Directions = For the records below, count the lines containing the word "this" and reply with the number alone.

(Entries from a dataset of interfaces)

- Opening Delimiter -

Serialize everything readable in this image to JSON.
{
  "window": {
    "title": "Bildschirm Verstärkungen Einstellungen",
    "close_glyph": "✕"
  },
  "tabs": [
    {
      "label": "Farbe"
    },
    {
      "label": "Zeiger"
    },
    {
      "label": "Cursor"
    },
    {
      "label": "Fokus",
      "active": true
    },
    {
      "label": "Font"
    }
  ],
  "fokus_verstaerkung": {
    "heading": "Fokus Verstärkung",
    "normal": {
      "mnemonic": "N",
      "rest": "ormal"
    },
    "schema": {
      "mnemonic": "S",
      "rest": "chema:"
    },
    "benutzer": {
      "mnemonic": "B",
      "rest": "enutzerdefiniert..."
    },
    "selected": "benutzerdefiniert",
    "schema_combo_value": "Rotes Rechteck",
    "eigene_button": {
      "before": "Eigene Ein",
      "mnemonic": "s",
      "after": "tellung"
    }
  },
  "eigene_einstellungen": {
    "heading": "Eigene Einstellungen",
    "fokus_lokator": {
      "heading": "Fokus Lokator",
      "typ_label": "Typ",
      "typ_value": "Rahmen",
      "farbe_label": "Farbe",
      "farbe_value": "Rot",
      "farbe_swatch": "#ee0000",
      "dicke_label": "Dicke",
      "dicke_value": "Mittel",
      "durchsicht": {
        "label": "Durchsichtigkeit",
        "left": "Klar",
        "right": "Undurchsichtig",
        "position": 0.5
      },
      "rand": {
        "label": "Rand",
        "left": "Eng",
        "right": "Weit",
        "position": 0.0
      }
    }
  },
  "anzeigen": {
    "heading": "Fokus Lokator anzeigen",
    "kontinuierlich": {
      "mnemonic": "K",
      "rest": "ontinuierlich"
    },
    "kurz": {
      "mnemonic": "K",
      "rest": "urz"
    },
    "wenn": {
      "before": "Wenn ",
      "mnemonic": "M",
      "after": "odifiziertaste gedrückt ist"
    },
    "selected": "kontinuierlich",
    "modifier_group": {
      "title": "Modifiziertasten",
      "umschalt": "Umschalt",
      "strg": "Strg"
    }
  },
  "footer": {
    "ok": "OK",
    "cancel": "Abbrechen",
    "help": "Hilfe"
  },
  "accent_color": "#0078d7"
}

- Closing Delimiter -
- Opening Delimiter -

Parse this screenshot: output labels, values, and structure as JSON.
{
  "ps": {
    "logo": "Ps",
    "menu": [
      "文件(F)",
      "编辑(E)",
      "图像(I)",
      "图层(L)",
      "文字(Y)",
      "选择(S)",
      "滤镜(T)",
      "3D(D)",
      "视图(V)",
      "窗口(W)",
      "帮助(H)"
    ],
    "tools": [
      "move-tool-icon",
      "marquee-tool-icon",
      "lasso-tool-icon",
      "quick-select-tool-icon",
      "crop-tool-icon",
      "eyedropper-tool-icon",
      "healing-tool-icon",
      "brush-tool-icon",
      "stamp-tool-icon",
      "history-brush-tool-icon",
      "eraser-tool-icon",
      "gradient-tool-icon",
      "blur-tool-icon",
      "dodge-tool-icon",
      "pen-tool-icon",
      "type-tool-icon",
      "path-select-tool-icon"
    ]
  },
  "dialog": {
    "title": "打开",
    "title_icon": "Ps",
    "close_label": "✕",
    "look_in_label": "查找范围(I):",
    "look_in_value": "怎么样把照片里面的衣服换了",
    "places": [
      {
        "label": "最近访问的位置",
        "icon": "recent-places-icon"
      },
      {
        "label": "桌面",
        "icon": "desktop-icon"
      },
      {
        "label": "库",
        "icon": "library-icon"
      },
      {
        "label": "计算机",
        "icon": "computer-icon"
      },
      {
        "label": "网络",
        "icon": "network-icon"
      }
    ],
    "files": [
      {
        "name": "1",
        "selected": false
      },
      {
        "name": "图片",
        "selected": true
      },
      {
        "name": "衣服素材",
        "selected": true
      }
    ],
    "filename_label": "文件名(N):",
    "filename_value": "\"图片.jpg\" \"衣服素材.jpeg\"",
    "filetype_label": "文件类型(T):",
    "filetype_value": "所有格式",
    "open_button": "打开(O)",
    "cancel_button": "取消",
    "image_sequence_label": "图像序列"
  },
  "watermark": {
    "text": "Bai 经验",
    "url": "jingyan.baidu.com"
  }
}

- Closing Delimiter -
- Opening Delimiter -

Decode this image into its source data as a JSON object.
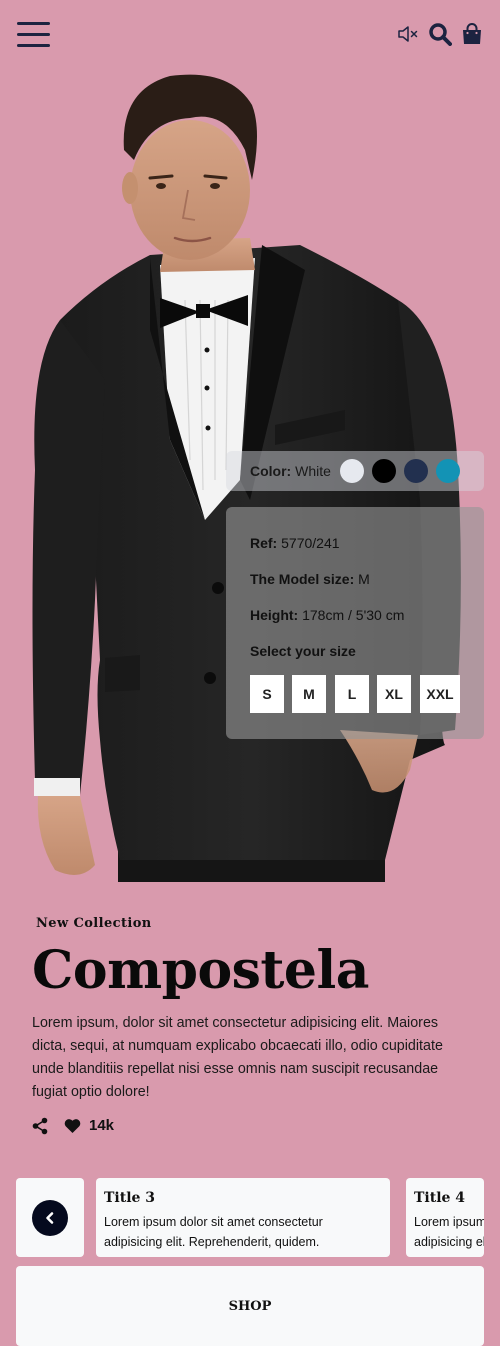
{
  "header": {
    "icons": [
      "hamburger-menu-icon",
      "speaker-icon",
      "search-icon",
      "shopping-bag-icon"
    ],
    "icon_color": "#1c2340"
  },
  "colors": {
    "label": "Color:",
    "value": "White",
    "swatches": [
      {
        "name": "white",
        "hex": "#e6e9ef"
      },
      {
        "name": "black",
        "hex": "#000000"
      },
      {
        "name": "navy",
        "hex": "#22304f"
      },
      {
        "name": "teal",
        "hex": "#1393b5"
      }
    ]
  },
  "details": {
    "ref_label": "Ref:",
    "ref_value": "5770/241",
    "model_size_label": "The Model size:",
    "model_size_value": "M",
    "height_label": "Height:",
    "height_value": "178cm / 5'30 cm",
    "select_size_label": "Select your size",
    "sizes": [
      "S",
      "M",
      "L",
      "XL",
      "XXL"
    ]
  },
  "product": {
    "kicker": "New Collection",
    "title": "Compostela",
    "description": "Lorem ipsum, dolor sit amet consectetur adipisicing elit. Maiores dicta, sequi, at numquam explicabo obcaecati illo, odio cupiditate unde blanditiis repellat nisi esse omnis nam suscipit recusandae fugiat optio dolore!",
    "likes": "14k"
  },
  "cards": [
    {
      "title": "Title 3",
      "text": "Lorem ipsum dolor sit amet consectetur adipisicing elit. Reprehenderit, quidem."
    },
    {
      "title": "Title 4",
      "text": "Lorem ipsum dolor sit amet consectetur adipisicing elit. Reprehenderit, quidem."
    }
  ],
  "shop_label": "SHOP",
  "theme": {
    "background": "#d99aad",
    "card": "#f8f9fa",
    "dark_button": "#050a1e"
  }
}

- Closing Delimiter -

Output of the exercise = 3